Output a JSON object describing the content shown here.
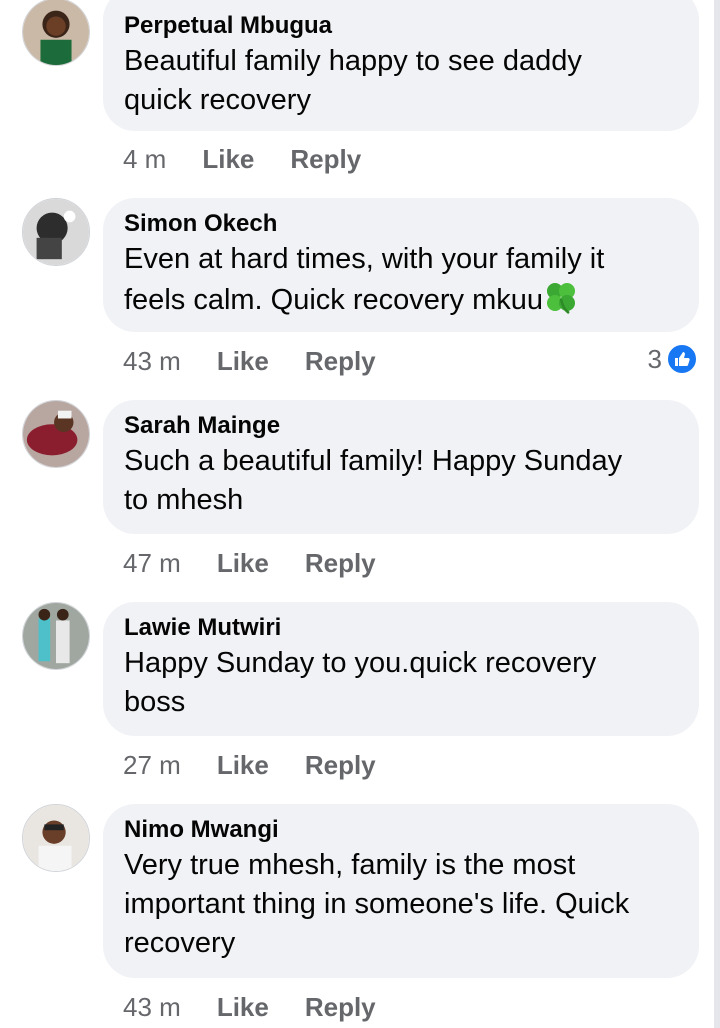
{
  "comments": [
    {
      "author": "Perpetual Mbugua",
      "lines": [
        "Beautiful family happy to see daddy",
        "quick recovery"
      ],
      "time": "4 m",
      "like_label": "Like",
      "reply_label": "Reply"
    },
    {
      "author": "Simon Okech",
      "lines": [
        "Even at hard times, with your family it",
        "feels calm. Quick recovery mkuu"
      ],
      "emoji": "four-leaf-clover-icon",
      "time": "43 m",
      "like_label": "Like",
      "reply_label": "Reply",
      "reaction_count": "3",
      "reaction_icon": "like-thumb-icon"
    },
    {
      "author": "Sarah Mainge",
      "lines": [
        "Such a beautiful family! Happy Sunday",
        "to mhesh"
      ],
      "time": "47 m",
      "like_label": "Like",
      "reply_label": "Reply"
    },
    {
      "author": "Lawie Mutwiri",
      "lines": [
        "Happy Sunday to you.quick recovery",
        "boss"
      ],
      "time": "27 m",
      "like_label": "Like",
      "reply_label": "Reply"
    },
    {
      "author": "Nimo Mwangi",
      "lines": [
        "Very true mhesh, family is the most",
        "important thing in someone's life. Quick",
        "recovery"
      ],
      "time": "43 m",
      "like_label": "Like",
      "reply_label": "Reply"
    }
  ],
  "colors": {
    "bubble": "#f0f2f5",
    "meta": "#65676b",
    "like_blue": "#1877f2"
  }
}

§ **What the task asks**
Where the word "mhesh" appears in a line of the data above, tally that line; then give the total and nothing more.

§ **Reply to the task**
2